[What to produce]: Find the lines in these entries that include the word "JSON" and state how many there are, with no other words.

[App and web page records]

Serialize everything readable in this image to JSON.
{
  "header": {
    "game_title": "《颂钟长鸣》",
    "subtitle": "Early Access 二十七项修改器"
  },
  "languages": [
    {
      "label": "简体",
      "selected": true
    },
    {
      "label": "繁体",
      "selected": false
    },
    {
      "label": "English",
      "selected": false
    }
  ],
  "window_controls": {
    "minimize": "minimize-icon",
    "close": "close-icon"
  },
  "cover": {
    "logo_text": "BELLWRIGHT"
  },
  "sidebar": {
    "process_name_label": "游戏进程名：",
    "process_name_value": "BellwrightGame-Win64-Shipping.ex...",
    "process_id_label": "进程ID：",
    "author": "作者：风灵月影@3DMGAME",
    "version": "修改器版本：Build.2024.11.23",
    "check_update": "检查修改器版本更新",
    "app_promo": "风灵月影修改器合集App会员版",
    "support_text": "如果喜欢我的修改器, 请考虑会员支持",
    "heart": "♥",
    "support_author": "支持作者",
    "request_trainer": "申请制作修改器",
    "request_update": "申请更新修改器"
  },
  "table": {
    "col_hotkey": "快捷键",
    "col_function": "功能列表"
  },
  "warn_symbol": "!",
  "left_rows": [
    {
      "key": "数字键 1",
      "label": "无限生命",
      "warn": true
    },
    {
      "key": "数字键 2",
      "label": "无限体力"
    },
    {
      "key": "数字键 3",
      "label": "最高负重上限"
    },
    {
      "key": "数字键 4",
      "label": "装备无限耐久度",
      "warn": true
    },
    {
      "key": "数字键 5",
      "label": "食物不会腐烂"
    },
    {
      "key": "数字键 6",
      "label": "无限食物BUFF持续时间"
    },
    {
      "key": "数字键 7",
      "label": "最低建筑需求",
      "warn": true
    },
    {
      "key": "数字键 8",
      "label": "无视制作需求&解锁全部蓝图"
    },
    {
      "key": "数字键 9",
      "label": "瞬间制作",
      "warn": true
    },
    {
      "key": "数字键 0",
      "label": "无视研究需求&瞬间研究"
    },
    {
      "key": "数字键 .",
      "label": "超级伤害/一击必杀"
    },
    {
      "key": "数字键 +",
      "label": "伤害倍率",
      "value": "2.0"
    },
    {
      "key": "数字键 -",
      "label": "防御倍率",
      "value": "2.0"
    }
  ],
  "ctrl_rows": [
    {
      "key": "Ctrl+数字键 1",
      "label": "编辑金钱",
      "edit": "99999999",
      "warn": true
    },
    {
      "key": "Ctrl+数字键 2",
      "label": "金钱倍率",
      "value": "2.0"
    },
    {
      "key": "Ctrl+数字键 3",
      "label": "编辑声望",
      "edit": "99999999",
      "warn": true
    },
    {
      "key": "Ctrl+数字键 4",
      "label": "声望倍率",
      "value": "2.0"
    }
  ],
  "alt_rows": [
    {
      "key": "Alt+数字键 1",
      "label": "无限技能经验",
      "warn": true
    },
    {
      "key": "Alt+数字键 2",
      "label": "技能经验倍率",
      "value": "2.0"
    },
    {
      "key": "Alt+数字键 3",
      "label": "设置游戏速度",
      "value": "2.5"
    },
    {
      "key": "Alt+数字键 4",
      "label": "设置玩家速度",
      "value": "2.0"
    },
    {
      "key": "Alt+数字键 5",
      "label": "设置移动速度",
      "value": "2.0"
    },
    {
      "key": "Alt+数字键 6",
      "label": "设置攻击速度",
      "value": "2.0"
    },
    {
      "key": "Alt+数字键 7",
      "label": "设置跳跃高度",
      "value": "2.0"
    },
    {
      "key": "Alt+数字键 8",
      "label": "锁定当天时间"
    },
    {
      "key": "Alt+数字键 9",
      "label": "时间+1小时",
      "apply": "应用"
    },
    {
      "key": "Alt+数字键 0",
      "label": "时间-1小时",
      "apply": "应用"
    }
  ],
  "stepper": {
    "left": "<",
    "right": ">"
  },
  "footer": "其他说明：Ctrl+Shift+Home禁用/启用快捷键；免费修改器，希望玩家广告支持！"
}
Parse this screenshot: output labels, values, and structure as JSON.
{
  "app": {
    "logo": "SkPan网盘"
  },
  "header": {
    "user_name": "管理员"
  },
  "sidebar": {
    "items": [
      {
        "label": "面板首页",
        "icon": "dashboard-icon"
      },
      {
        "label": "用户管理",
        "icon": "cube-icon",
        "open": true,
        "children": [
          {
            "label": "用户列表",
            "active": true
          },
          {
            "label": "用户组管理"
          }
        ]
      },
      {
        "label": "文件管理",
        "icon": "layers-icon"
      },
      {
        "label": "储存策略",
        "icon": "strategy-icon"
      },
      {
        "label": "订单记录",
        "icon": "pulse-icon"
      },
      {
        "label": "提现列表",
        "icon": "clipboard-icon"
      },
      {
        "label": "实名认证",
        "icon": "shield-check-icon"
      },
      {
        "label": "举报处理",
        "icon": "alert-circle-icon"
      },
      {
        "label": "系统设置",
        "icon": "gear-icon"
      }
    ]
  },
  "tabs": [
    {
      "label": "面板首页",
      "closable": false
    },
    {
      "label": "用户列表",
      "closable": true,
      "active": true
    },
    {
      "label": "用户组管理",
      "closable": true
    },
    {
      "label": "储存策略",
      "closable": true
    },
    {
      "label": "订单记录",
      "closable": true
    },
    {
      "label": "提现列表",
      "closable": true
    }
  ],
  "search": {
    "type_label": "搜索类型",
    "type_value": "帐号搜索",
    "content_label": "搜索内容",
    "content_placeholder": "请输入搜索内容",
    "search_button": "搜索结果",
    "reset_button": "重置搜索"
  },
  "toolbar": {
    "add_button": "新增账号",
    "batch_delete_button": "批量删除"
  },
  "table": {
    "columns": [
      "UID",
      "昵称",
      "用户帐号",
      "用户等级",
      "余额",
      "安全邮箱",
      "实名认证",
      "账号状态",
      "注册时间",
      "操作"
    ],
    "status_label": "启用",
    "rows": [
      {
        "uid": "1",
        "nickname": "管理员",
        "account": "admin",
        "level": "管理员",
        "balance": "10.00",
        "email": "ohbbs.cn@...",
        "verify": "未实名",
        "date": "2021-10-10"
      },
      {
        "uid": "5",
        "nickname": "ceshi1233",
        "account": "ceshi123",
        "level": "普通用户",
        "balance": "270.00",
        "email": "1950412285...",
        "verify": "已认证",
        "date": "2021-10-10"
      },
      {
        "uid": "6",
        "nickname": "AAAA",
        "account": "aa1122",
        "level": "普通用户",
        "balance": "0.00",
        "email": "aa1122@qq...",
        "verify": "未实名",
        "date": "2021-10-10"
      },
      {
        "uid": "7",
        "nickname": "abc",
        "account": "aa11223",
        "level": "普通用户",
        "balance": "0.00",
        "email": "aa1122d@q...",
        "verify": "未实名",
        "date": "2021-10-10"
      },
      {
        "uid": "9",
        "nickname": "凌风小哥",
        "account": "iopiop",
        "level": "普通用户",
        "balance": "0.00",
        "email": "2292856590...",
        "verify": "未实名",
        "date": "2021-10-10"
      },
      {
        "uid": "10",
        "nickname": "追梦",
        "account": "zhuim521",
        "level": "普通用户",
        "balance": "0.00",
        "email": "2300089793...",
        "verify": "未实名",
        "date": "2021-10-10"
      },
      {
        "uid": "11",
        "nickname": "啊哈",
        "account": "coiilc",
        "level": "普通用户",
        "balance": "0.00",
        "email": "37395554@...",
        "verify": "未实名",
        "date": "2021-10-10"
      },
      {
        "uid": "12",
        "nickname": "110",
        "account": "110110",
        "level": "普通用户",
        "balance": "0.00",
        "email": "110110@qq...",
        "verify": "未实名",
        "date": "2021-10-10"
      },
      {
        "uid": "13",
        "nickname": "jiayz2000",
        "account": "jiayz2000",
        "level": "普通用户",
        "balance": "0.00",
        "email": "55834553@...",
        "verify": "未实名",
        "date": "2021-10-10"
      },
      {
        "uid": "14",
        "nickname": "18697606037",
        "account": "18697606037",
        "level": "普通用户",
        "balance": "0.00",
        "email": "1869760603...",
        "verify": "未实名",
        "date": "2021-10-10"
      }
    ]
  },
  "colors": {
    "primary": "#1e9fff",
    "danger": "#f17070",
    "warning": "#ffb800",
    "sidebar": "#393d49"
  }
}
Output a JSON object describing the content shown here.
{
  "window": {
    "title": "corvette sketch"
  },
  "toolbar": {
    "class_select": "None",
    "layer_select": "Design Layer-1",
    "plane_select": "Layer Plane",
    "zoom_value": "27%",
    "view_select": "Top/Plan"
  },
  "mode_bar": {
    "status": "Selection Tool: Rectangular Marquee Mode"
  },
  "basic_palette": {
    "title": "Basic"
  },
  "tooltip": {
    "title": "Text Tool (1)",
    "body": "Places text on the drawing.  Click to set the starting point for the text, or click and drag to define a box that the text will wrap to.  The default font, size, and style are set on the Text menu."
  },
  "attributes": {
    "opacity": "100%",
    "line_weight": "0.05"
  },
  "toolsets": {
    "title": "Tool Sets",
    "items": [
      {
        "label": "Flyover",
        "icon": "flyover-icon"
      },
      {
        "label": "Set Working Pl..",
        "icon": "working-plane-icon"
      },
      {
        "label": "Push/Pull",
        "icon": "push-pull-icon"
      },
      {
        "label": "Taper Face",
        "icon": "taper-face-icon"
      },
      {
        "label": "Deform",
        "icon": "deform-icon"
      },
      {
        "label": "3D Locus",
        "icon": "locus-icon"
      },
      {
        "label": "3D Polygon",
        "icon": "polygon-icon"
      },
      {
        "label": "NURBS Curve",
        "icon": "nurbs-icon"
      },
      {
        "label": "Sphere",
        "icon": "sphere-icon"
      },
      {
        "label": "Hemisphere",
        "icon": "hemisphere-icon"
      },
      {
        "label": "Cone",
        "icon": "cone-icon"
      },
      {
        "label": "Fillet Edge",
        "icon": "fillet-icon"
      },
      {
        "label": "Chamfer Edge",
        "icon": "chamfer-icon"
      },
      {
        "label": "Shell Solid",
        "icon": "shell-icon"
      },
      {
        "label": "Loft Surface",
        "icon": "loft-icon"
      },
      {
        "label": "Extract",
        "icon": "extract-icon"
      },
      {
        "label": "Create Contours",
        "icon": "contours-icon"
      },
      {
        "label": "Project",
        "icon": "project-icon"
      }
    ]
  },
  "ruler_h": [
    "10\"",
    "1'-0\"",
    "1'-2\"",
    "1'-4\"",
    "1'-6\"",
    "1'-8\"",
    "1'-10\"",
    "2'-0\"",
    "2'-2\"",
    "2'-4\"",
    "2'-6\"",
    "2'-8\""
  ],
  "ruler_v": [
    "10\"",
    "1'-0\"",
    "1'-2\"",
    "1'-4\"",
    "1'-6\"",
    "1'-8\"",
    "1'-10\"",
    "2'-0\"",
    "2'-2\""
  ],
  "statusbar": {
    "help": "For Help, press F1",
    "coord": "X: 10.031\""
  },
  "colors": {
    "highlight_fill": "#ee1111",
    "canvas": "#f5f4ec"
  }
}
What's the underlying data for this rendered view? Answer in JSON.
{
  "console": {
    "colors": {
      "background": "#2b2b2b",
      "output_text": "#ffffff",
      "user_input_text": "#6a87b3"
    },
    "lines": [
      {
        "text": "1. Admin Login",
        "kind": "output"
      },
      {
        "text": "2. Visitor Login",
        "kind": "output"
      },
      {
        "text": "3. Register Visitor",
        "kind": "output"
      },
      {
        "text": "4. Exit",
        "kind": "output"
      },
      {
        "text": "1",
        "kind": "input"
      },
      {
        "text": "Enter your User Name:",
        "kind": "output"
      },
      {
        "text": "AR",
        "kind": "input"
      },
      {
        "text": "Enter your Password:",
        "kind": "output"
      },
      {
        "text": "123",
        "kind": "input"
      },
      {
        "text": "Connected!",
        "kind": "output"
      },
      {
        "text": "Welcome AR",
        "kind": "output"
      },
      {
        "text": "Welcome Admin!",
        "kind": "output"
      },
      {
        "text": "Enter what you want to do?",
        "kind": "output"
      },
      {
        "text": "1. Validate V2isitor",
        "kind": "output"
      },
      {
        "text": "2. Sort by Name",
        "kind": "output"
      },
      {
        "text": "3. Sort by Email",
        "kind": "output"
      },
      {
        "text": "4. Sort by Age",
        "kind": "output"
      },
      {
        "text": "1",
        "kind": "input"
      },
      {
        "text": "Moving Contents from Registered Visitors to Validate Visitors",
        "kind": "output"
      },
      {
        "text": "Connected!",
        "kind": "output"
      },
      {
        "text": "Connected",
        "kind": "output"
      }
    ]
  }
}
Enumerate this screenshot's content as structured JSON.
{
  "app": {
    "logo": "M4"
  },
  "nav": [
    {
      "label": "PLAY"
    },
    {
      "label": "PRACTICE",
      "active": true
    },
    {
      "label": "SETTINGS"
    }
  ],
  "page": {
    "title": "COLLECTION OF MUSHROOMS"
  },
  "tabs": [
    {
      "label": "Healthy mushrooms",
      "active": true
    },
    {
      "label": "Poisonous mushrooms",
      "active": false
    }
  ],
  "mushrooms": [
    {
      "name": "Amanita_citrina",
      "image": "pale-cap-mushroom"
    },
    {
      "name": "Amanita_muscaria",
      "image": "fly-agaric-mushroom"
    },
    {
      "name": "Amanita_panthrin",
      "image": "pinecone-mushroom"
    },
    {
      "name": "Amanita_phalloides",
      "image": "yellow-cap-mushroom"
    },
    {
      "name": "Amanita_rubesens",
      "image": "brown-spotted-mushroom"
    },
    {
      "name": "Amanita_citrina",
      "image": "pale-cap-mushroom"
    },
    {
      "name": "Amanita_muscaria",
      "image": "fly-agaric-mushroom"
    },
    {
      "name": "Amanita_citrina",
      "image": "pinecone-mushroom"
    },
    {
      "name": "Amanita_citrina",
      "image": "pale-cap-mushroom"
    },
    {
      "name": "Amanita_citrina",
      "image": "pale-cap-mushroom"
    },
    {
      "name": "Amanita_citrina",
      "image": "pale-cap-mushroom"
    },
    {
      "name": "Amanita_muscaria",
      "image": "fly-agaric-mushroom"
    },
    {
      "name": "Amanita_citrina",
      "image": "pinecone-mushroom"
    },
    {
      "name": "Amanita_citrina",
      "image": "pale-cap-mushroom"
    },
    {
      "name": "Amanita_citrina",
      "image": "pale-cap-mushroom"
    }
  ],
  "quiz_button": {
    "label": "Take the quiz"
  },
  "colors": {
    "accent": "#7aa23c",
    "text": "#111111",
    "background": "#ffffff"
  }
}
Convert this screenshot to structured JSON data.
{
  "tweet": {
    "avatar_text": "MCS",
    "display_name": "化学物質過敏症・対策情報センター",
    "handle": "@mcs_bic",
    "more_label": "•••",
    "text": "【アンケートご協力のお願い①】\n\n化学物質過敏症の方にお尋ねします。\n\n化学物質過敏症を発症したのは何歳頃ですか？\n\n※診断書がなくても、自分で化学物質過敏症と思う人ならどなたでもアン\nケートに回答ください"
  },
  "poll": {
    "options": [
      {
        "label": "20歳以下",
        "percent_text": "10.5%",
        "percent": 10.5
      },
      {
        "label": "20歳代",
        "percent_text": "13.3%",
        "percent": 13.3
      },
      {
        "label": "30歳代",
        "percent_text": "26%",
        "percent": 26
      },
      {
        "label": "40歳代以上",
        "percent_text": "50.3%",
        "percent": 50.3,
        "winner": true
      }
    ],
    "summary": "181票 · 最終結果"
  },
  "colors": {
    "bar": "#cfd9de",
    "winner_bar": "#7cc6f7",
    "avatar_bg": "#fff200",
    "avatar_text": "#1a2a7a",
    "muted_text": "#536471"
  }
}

[Answer]: 6